● **TRY IT**: From the entries, copy each line that includes "value".

● **THE DATA**:

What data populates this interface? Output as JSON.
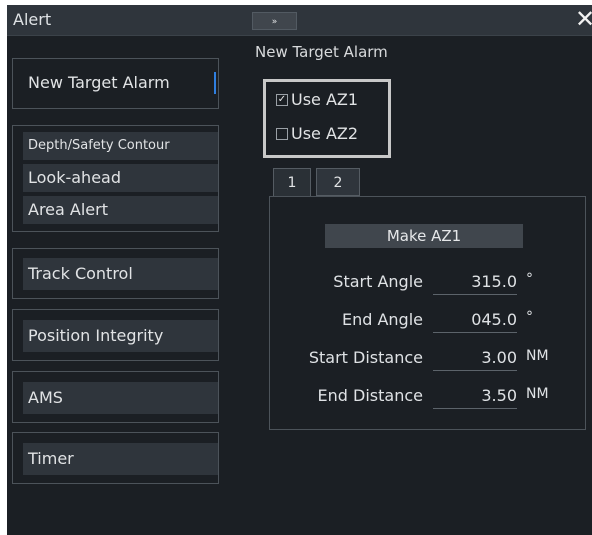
{
  "window": {
    "title": "Alert",
    "collapse_glyph": "»",
    "close_glyph": "✕"
  },
  "sidebar": {
    "items": [
      {
        "label": "New Target Alarm",
        "selected": true
      },
      {
        "label": "Depth/Safety Contour"
      },
      {
        "label": "Look-ahead"
      },
      {
        "label": "Area Alert"
      },
      {
        "label": "Track Control"
      },
      {
        "label": "Position Integrity"
      },
      {
        "label": "AMS"
      },
      {
        "label": "Timer"
      }
    ]
  },
  "content": {
    "title": "New Target Alarm",
    "use_az1": {
      "label": "Use AZ1",
      "checked": true
    },
    "use_az2": {
      "label": "Use AZ2",
      "checked": false
    },
    "tabs": [
      {
        "label": "1",
        "active": true
      },
      {
        "label": "2",
        "active": false
      }
    ],
    "make_button": "Make AZ1",
    "fields": [
      {
        "label": "Start Angle",
        "value": "315.0",
        "unit": "°"
      },
      {
        "label": "End Angle",
        "value": "045.0",
        "unit": "°"
      },
      {
        "label": "Start Distance",
        "value": "3.00",
        "unit": "NM"
      },
      {
        "label": "End Distance",
        "value": "3.50",
        "unit": "NM"
      }
    ]
  },
  "colors": {
    "background": "#1b1f24",
    "titlebar": "#2f353c",
    "button": "#2f353c",
    "selection_marker": "#2f7fe0",
    "highlight_box": "#c8c8c8"
  }
}
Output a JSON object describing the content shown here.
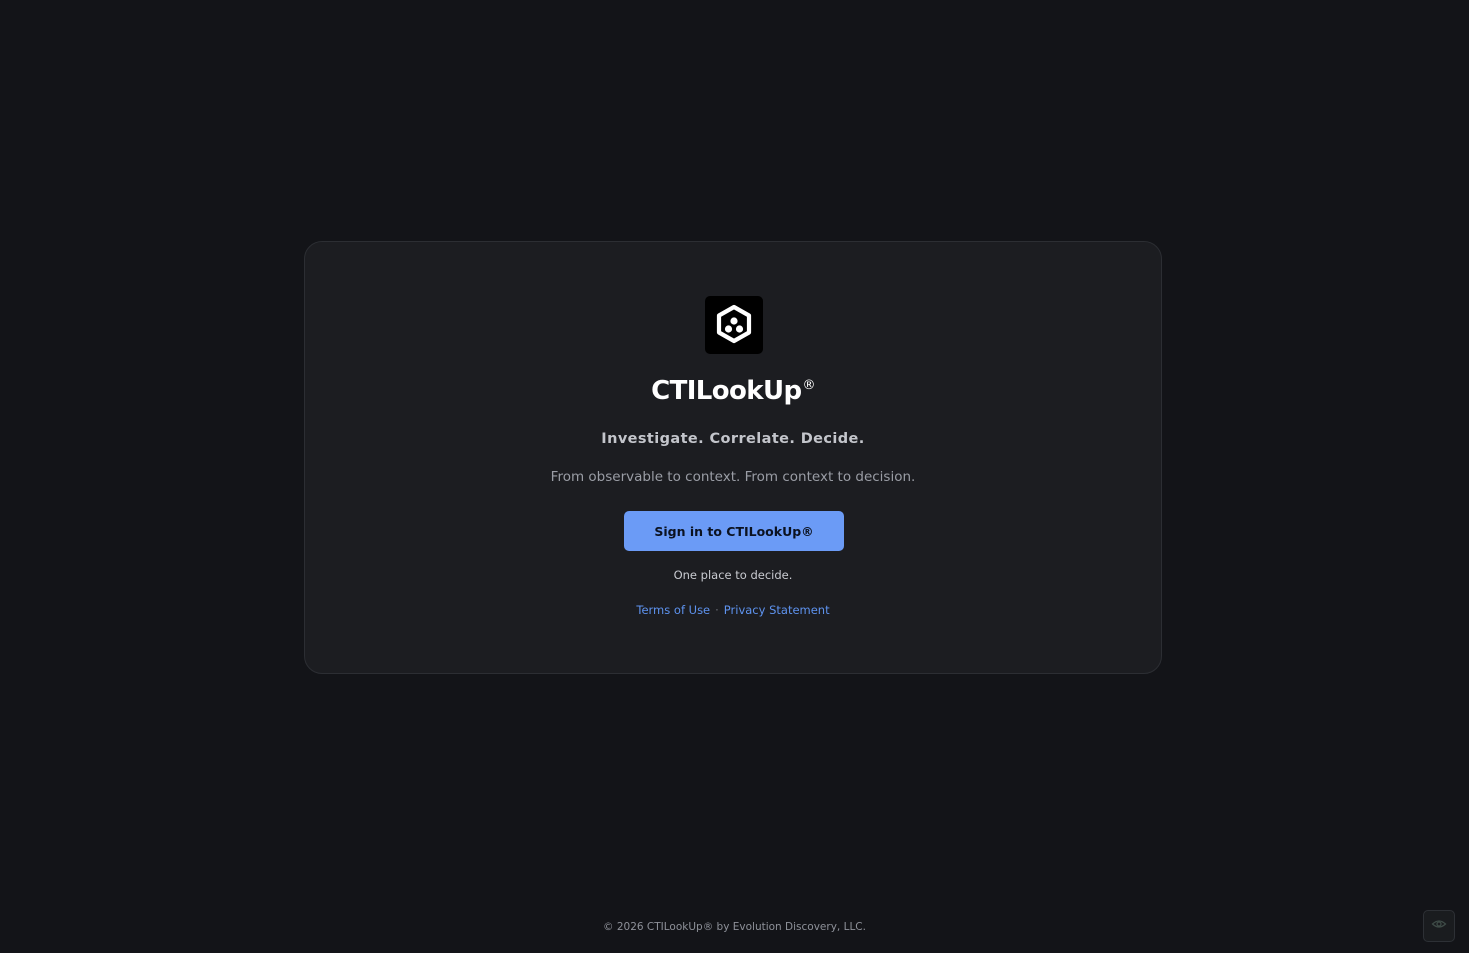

● **WRITTEN SOLUTION**:
        "value": "315.0",
        "value": "045.0",
        "value": "3.00",
        "value": "3.50",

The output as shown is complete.